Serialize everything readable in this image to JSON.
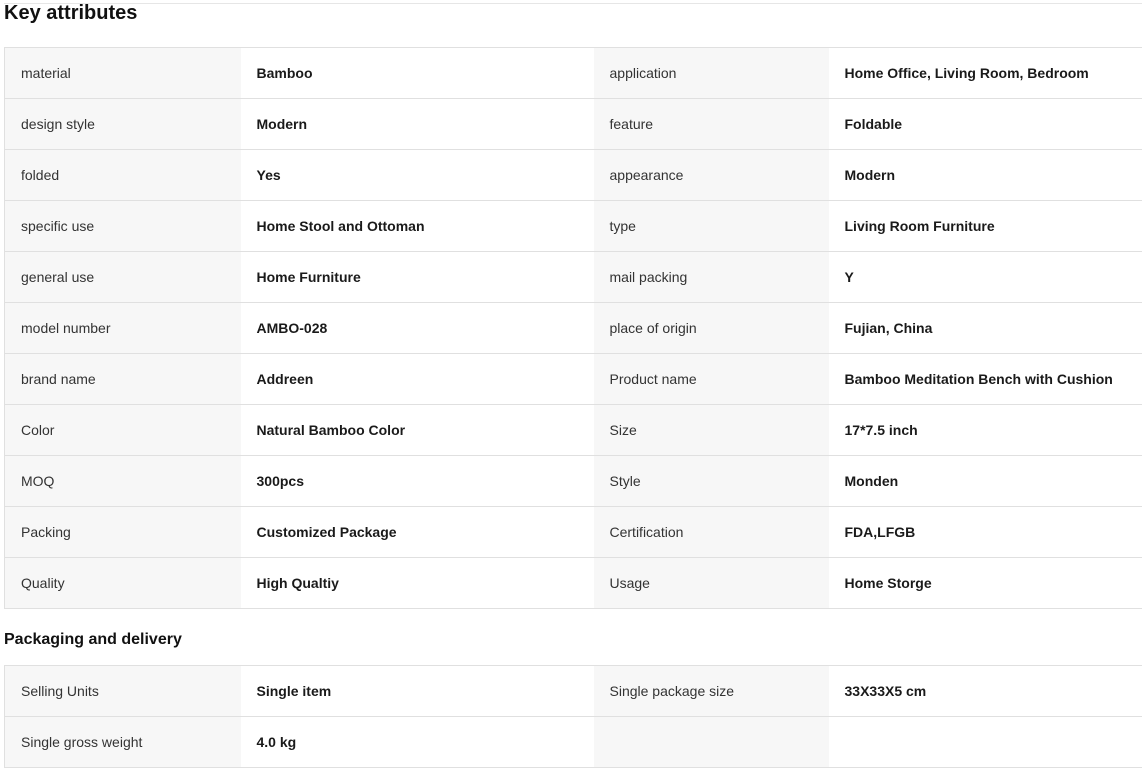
{
  "sections": {
    "key_attributes": {
      "title": "Key attributes",
      "rows": [
        {
          "k1": "material",
          "v1": "Bamboo",
          "k2": "application",
          "v2": "Home Office, Living Room, Bedroom"
        },
        {
          "k1": "design style",
          "v1": "Modern",
          "k2": "feature",
          "v2": "Foldable"
        },
        {
          "k1": "folded",
          "v1": "Yes",
          "k2": "appearance",
          "v2": "Modern"
        },
        {
          "k1": "specific use",
          "v1": "Home Stool and Ottoman",
          "k2": "type",
          "v2": "Living Room Furniture"
        },
        {
          "k1": "general use",
          "v1": "Home Furniture",
          "k2": "mail packing",
          "v2": "Y"
        },
        {
          "k1": "model number",
          "v1": "AMBO-028",
          "k2": "place of origin",
          "v2": "Fujian, China"
        },
        {
          "k1": "brand name",
          "v1": "Addreen",
          "k2": "Product name",
          "v2": "Bamboo Meditation Bench with Cushion"
        },
        {
          "k1": "Color",
          "v1": "Natural Bamboo Color",
          "k2": "Size",
          "v2": "17*7.5 inch"
        },
        {
          "k1": "MOQ",
          "v1": "300pcs",
          "k2": "Style",
          "v2": "Monden"
        },
        {
          "k1": "Packing",
          "v1": "Customized Package",
          "k2": "Certification",
          "v2": "FDA,LFGB"
        },
        {
          "k1": "Quality",
          "v1": "High Qualtiy",
          "k2": "Usage",
          "v2": "Home Storge"
        }
      ]
    },
    "packaging_delivery": {
      "title": "Packaging and delivery",
      "rows": [
        {
          "k1": "Selling Units",
          "v1": "Single item",
          "k2": "Single package size",
          "v2": "33X33X5 cm"
        },
        {
          "k1": "Single gross weight",
          "v1": "4.0 kg",
          "k2": "",
          "v2": ""
        }
      ]
    }
  },
  "colors": {
    "key_cell_background": "#f7f7f7",
    "value_cell_background": "#ffffff",
    "border": "#e0e0e0",
    "text": "#222222"
  }
}
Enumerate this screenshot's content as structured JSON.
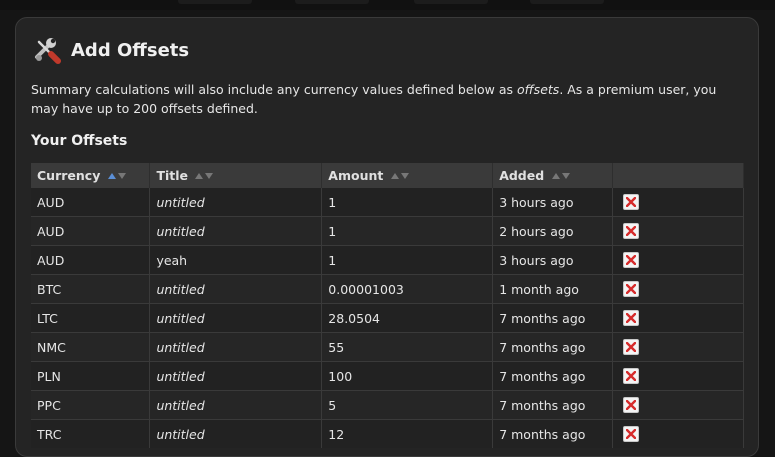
{
  "panel": {
    "title": "Add Offsets",
    "icon": "tools-icon",
    "intro_before": "Summary calculations will also include any currency values defined below as ",
    "intro_em": "offsets",
    "intro_after": ". As a premium user, you may have up to 200 offsets defined.",
    "subhead": "Your Offsets"
  },
  "table": {
    "columns": [
      "Currency",
      "Title",
      "Amount",
      "Added"
    ],
    "active_sort_column": "Currency",
    "rows": [
      {
        "currency": "AUD",
        "title": "untitled",
        "title_italic": true,
        "amount": "1",
        "added": "3 hours ago"
      },
      {
        "currency": "AUD",
        "title": "untitled",
        "title_italic": true,
        "amount": "1",
        "added": "2 hours ago"
      },
      {
        "currency": "AUD",
        "title": "yeah",
        "title_italic": false,
        "amount": "1",
        "added": "3 hours ago"
      },
      {
        "currency": "BTC",
        "title": "untitled",
        "title_italic": true,
        "amount": "0.00001003",
        "added": "1 month ago"
      },
      {
        "currency": "LTC",
        "title": "untitled",
        "title_italic": true,
        "amount": "28.0504",
        "added": "7 months ago"
      },
      {
        "currency": "NMC",
        "title": "untitled",
        "title_italic": true,
        "amount": "55",
        "added": "7 months ago"
      },
      {
        "currency": "PLN",
        "title": "untitled",
        "title_italic": true,
        "amount": "100",
        "added": "7 months ago"
      },
      {
        "currency": "PPC",
        "title": "untitled",
        "title_italic": true,
        "amount": "5",
        "added": "7 months ago"
      },
      {
        "currency": "TRC",
        "title": "untitled",
        "title_italic": true,
        "amount": "12",
        "added": "7 months ago"
      }
    ]
  },
  "colors": {
    "background": "#151515",
    "panel": "#242424",
    "header_row": "#3a3a3a",
    "sort_active": "#5b8fd6",
    "delete_x": "#d62b2b"
  }
}
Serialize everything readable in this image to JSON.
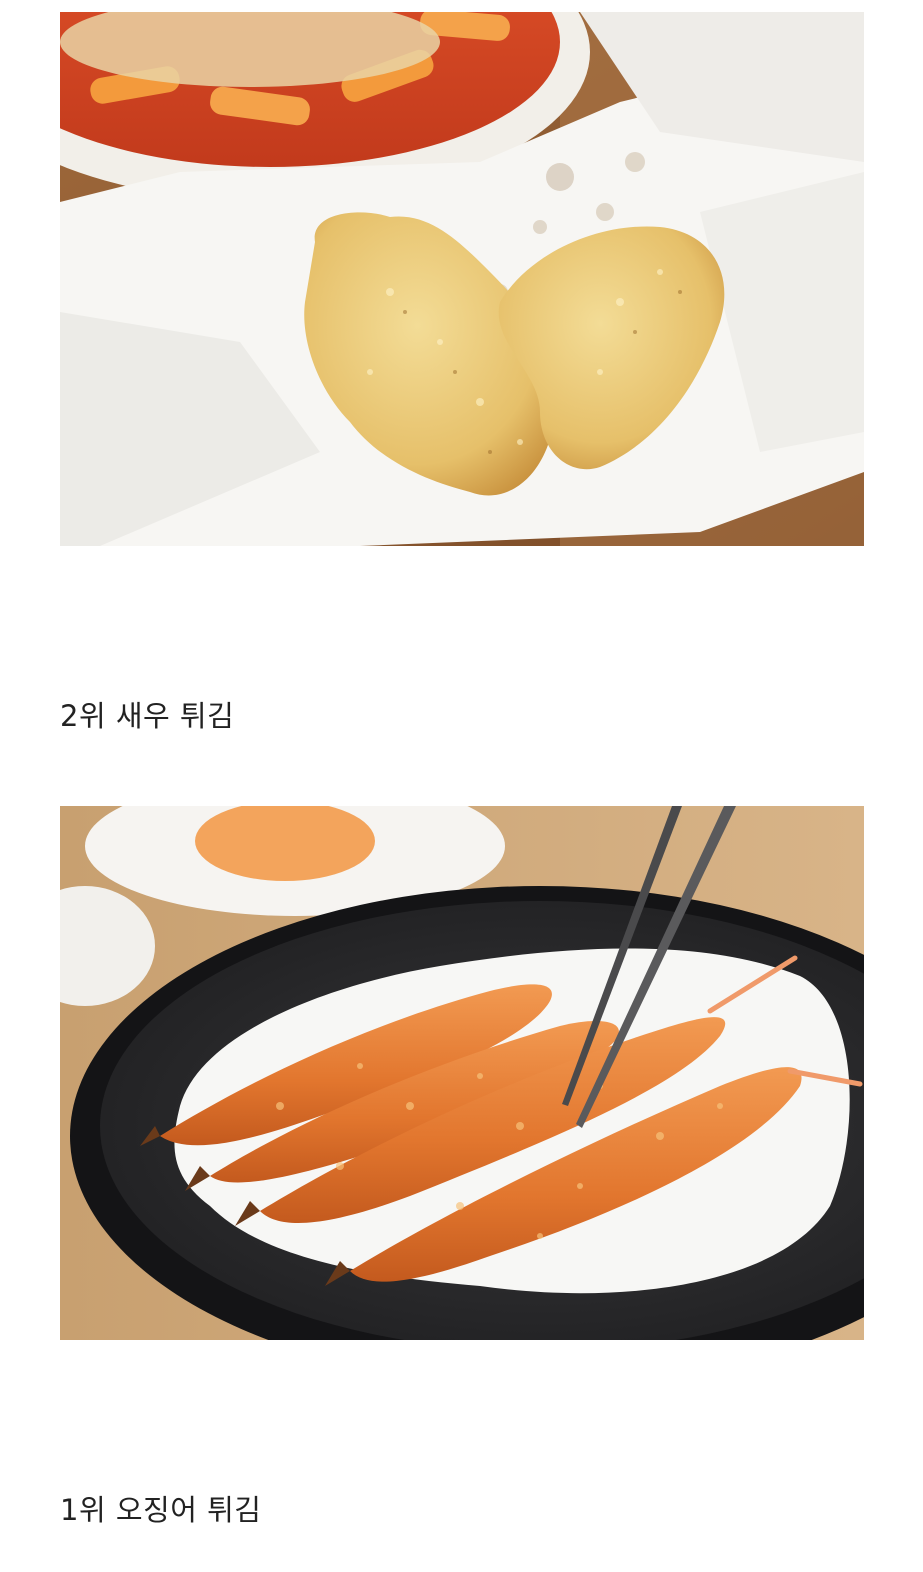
{
  "posts": [
    {
      "image_subject": "fried vegetable patties on parchment paper beside tteokbokki",
      "caption": ""
    },
    {
      "image_subject": "fried breaded shrimp on a black plate with chopsticks",
      "caption": "2위 새우 튀김"
    },
    {
      "caption": "1위 오징어 튀김"
    }
  ]
}
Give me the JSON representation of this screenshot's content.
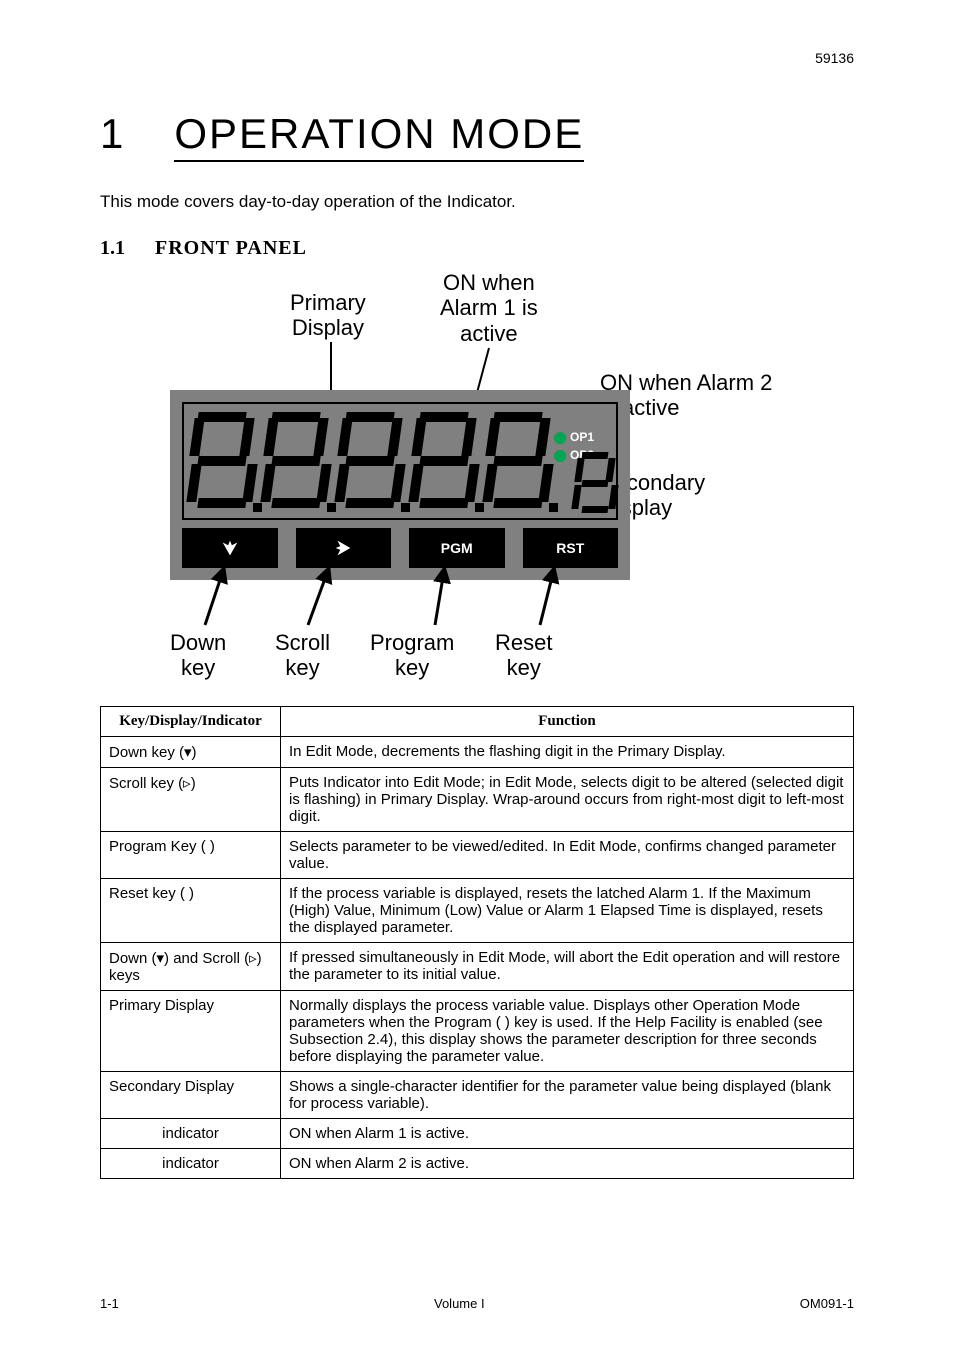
{
  "header": {
    "doc_num": "59136"
  },
  "chapter": {
    "num": "1",
    "title": "OPERATION MODE"
  },
  "intro": "This mode covers day-to-day operation of the Indicator.",
  "section": {
    "num": "1.1",
    "title": "FRONT PANEL"
  },
  "figure": {
    "labels": {
      "primary_display": "Primary\nDisplay",
      "alarm1": "ON when\nAlarm 1 is\nactive",
      "alarm2": "ON when Alarm 2\nis active",
      "secondary_display": "Secondary\nDisplay",
      "down_key": "Down\nkey",
      "scroll_key": "Scroll\nkey",
      "program_key": "Program\nkey",
      "reset_key": "Reset\nkey"
    },
    "panel": {
      "op1_text": "OP1",
      "op2_text": "OP2",
      "btn_pgm": "PGM",
      "btn_rst": "RST"
    }
  },
  "table": {
    "headers": [
      "Key/Display/Indicator",
      "Function"
    ],
    "rows": [
      {
        "key": "Down key (▾)",
        "func": "In Edit Mode, decrements the flashing digit in the Primary Display."
      },
      {
        "key": "Scroll key (▹)",
        "func": "Puts Indicator into Edit Mode; in Edit Mode, selects digit to be altered (selected digit is flashing) in Primary Display. Wrap-around occurs from right-most digit to left-most digit."
      },
      {
        "key": "Program Key (        )",
        "func": "Selects parameter to be viewed/edited. In Edit Mode, confirms changed parameter value."
      },
      {
        "key": "Reset key (        )",
        "func": "If the process variable is displayed, resets the latched Alarm 1. If the Maximum (High) Value, Minimum (Low) Value or Alarm 1 Elapsed Time is displayed, resets the displayed parameter."
      },
      {
        "key": "Down (▾) and Scroll (▹) keys",
        "func": "If pressed simultaneously in Edit Mode, will abort the Edit operation and will restore the parameter to its initial value."
      },
      {
        "key": "Primary Display",
        "func": "Normally displays the process variable value. Displays other Operation Mode parameters when the Program (        ) key is used. If the Help Facility is enabled (see Subsection 2.4), this display shows the parameter description for three seconds before displaying the parameter value."
      },
      {
        "key": "Secondary Display",
        "func": "Shows a single-character identifier for the parameter value being displayed (blank for process variable)."
      },
      {
        "key": "indicator",
        "func": "ON when Alarm 1 is active.",
        "centered": true
      },
      {
        "key": "indicator",
        "func": "ON when Alarm 2 is active.",
        "centered": true
      }
    ]
  },
  "footer": {
    "left": "1-1",
    "center": "Volume I",
    "right": "OM091-1"
  }
}
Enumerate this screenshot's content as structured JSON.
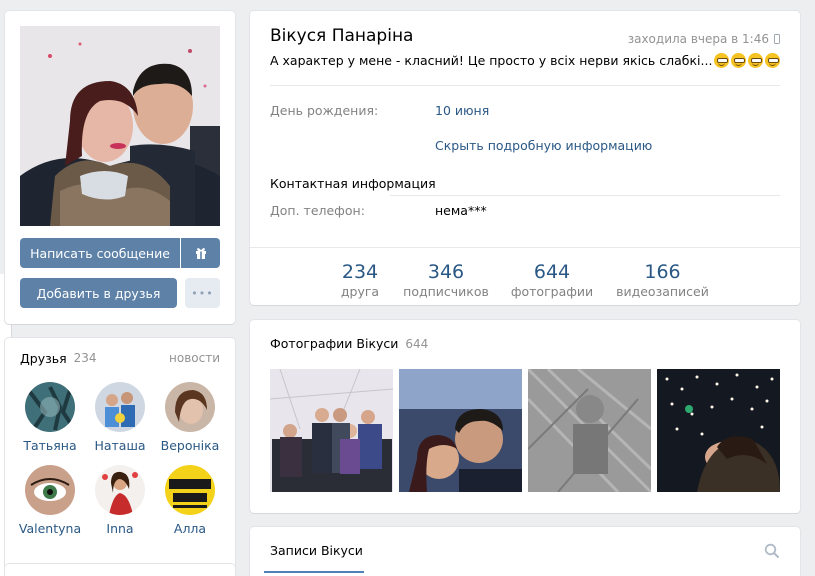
{
  "profile": {
    "name": "Вікуся Панаріна",
    "last_seen": "заходила вчера в 1:46",
    "status": "А характер у мене - класний! Це просто у всіх нерви якісь слабкі..."
  },
  "info": {
    "birthday_label": "День рождения:",
    "birthday_value": "10 июня",
    "toggle_link": "Скрыть подробную информацию",
    "contact_title": "Контактная информация",
    "phone_label": "Доп. телефон:",
    "phone_value": "нема***"
  },
  "counters": [
    {
      "value": "234",
      "label": "друга"
    },
    {
      "value": "346",
      "label": "подписчиков"
    },
    {
      "value": "644",
      "label": "фотографии"
    },
    {
      "value": "166",
      "label": "видеозаписей"
    }
  ],
  "actions": {
    "message": "Написать сообщение",
    "add_friend": "Добавить в друзья",
    "more": "•••"
  },
  "friends": {
    "title": "Друзья",
    "count": "234",
    "news": "новости",
    "items": [
      {
        "name": "Татьяна"
      },
      {
        "name": "Наташа"
      },
      {
        "name": "Вероніка"
      },
      {
        "name": "Valentyna"
      },
      {
        "name": "Inna"
      },
      {
        "name": "Алла"
      }
    ]
  },
  "photos": {
    "title": "Фотографии Вікуси",
    "count": "644"
  },
  "wall": {
    "tab": "Записи Вікуси"
  },
  "colors": {
    "accent": "#5e81a8",
    "link": "#2a5885",
    "background": "#edeef0"
  },
  "icons": [
    "gift-icon",
    "more-icon",
    "phone-icon",
    "search-icon",
    "emoji-icon"
  ]
}
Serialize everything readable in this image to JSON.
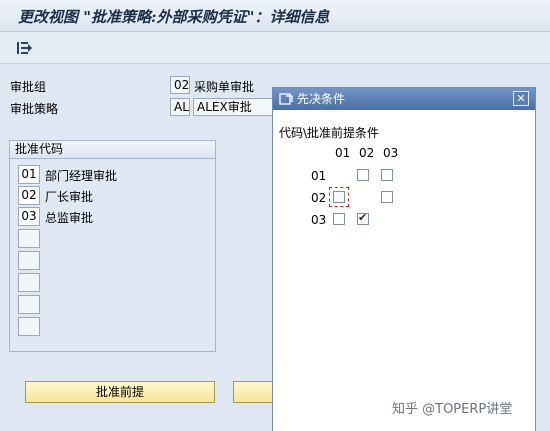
{
  "window": {
    "title": "更改视图 \"批准策略:外部采购凭证\"：详细信息"
  },
  "toolbar": {
    "icon": "table-return-icon"
  },
  "header_fields": {
    "group_label": "审批组",
    "group_code": "02",
    "group_desc": "采购单审批",
    "strategy_label": "审批策略",
    "strategy_code": "AL",
    "strategy_desc": "ALEX审批"
  },
  "release_panel": {
    "title": "批准代码",
    "rows": [
      {
        "code": "01",
        "desc": "部门经理审批"
      },
      {
        "code": "02",
        "desc": "厂长审批"
      },
      {
        "code": "03",
        "desc": "总监审批"
      }
    ]
  },
  "buttons": {
    "prerequisites": "批准前提"
  },
  "dialog": {
    "title": "先决条件",
    "close": "✕",
    "header_label": "代码\\批准前提条件",
    "columns": [
      "01",
      "02",
      "03"
    ],
    "rows": [
      {
        "code": "01",
        "checks": [
          null,
          false,
          false
        ]
      },
      {
        "code": "02",
        "checks": [
          false,
          null,
          false
        ]
      },
      {
        "code": "03",
        "checks": [
          false,
          true,
          null
        ]
      }
    ]
  },
  "watermark": "知乎 @TOPERP讲堂"
}
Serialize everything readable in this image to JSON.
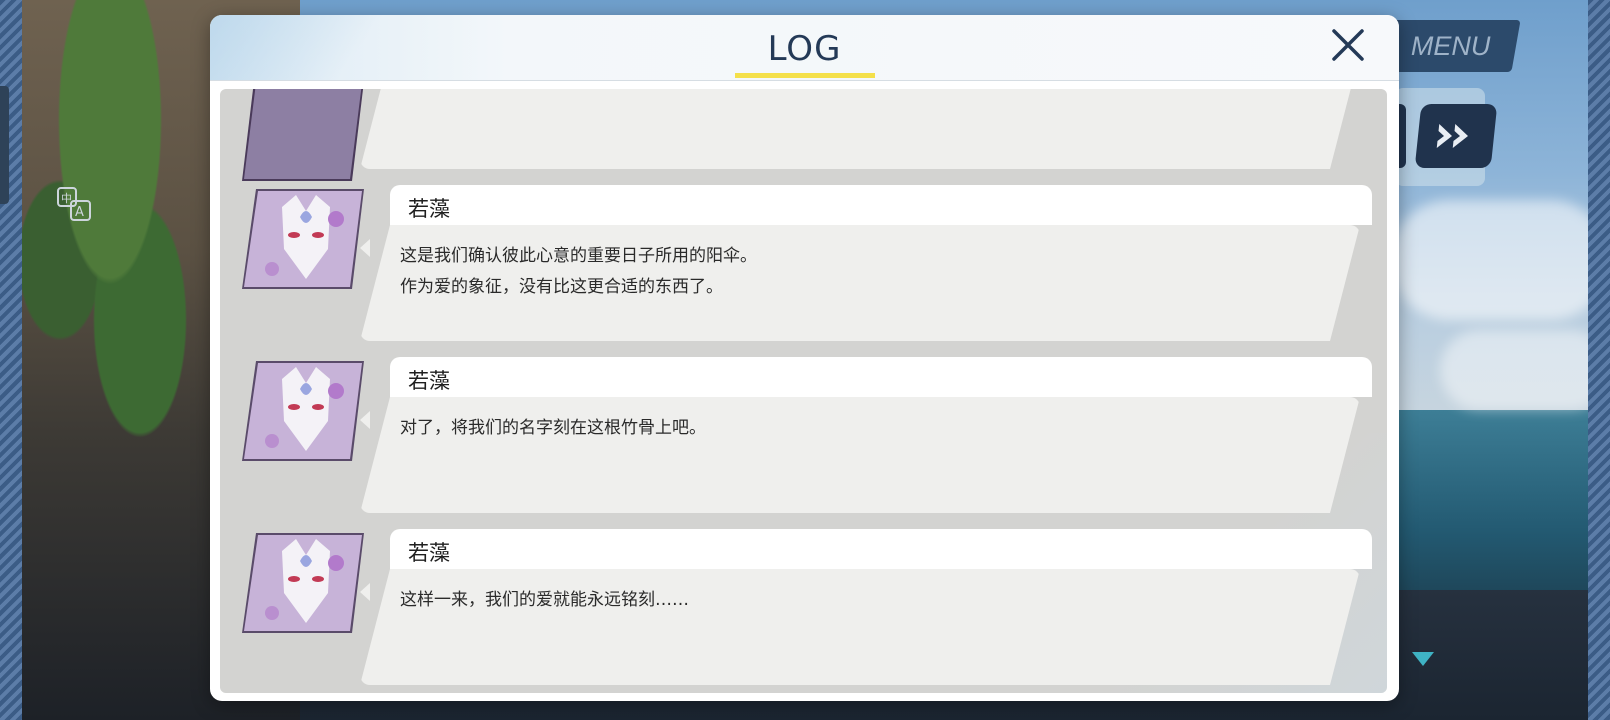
{
  "window": {
    "title": "LOG"
  },
  "hud": {
    "menu_label": "MENU",
    "icons": {
      "close": "close-icon",
      "translate": "translate-icon",
      "skip": "fast-forward-icon",
      "scroll": "triangle-down-icon"
    }
  },
  "log": {
    "entries": [
      {
        "speaker": "",
        "lines": []
      },
      {
        "speaker": "若藻",
        "lines": [
          "这是我们确认彼此心意的重要日子所用的阳伞。",
          "作为爱的象征，没有比这更合适的东西了。"
        ]
      },
      {
        "speaker": "若藻",
        "lines": [
          "对了，将我们的名字刻在这根竹骨上吧。"
        ]
      },
      {
        "speaker": "若藻",
        "lines": [
          "这样一来，我们的爱就能永远铭刻……"
        ]
      }
    ]
  },
  "colors": {
    "accent_underline": "#f4e04a",
    "title_text": "#243a57",
    "menu_bg": "#2c4a6b",
    "log_bg": "#d3d3d1",
    "bubble_bg": "#efefed"
  }
}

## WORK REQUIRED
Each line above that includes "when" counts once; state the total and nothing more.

## PROBLEM SOLUTION
5